Protest organisers claim the event was “hijacked” by individuals intent on causing trouble, and PSNI Area Commander Stephen Reid and Neighbourhood Inspector Alan McKeown believe the violence was organised.

Chief Inspector Reid and Inspector McKeown rubbished suggestions that the presence of PSNI officers at the flag protest had inflamed tensions and led to the violence.

A number of social networking sites run by flag protest organisers have carried claims that police aggression and heavy handed tactics have led to recent serious public disorder. However, in an interview with the Times this week, both men stressed that that version of events simply isn’t true.

They confirmed that local Neighbourhood Policing Team officers are deployed to protests to ensure that demonstrations are peaceful and lawful, and that Tactical Support Group officers (riot police) are only called in to areas if trouble flares.

There have been several incidents of serious public disorder across Newtownabbey since the flag protests began at the start of December, and police have confirmed that children as young as 12 and 13 have been actively involved in the trouble.

Officers have come under attack from rioters throwing stones, bottles, fireworks, petrol bombs and other missiles such as lead weights and golf balls. Police vehicles have been damaged and a number of officers seriously injured. The cost of the policing operations hasn’t yet been worked out, but Inspector McKeown said “the financial cost must be phenomenal”.

Eleven individuals, mainly young people aged in their teens and 20s, have so far been arrested.

Inspector McKeown said that he and two other Neighbourhood Officers had been present at Cloughfern Corner on Friday evening.

“The only officers at the roundabout (Cloughfern) were three officers in ordinary police uniform in fluorescent jackets who were there to keep an eye on people from a road safety point of view, because when we have people coming onto the road then there are issues.”

Inspector McKeown said that the trouble, which started before the flag protest even started, had been “pre-planned.”

“Myself and the two others officers came under a heavy barrage of bottles and bricks and petrol bombs, so obviously we had to withdraw further back down Station Road and that’s when additional resources were brought into the area, some 25 minutes after the protest started and purely based on the disorder that had broken out.

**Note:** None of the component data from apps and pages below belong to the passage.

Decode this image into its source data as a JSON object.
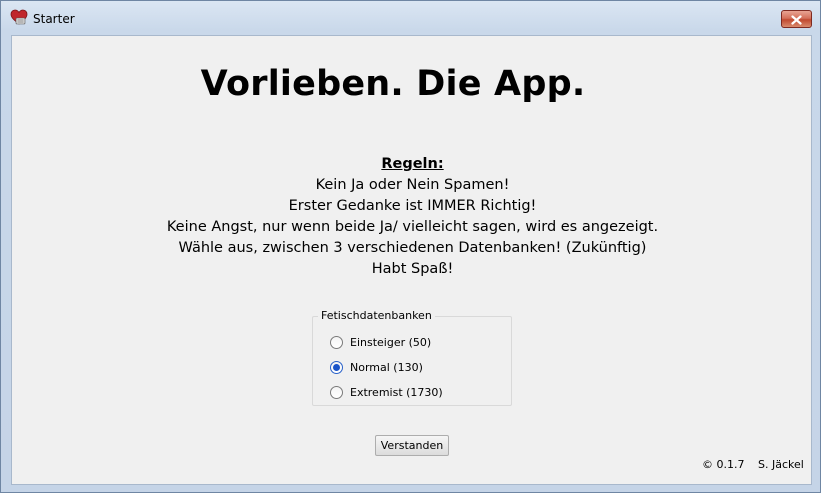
{
  "window": {
    "title": "Starter",
    "icon": "heart-icon",
    "close_icon": "close-icon",
    "accent_close": "#c8513a"
  },
  "main": {
    "headline": "Vorlieben. Die App.",
    "rules_heading": "Regeln:",
    "rules": [
      "Kein Ja oder Nein Spamen!",
      "Erster Gedanke ist IMMER Richtig!",
      "Keine Angst, nur wenn beide Ja/ vielleicht sagen, wird es angezeigt.",
      "Wähle aus, zwischen 3 verschiedenen Datenbanken! (Zukünftig)",
      "Habt Spaß!"
    ]
  },
  "database_group": {
    "title": "Fetischdatenbanken",
    "options": [
      {
        "label": "Einsteiger (50)",
        "checked": false
      },
      {
        "label": "Normal (130)",
        "checked": true
      },
      {
        "label": "Extremist (1730)",
        "checked": false
      }
    ]
  },
  "confirm_button": "Verstanden",
  "footer": {
    "version": "© 0.1.7",
    "author": "S. Jäckel"
  }
}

There was nothing there for them to fight with and nothing for them to be antagonised about.”

He stressed that he and the other two officers had been there “to try and protect property, the environment and the community structure” and had been attacked by around 30 rioters, who were cheered on by a crowd of more than 200 people.

Referring to an earlier protest at nearby O’Neill Road on January 4, following which a local convenience store was looted and police came under attack from yobs throwing missiles, Chief Inspector Reid said: “We were there to provide a multitude of different roles. We have an obligation to look after the interests of people who want to peacefully and lawfully protest, to look after the interests of the motoring public and to look after properties and commercial premises.”

Chief Inspector Reid appealed to local communities, particularly parents, to support the efforts of the police, by discouraging young people from coming out onto the streets to cause trouble. He also urged anyone with information about individuals involved in recent public disorder to contact police or the Crimestoppers charity.

See more stories and reaction in this week’s Times...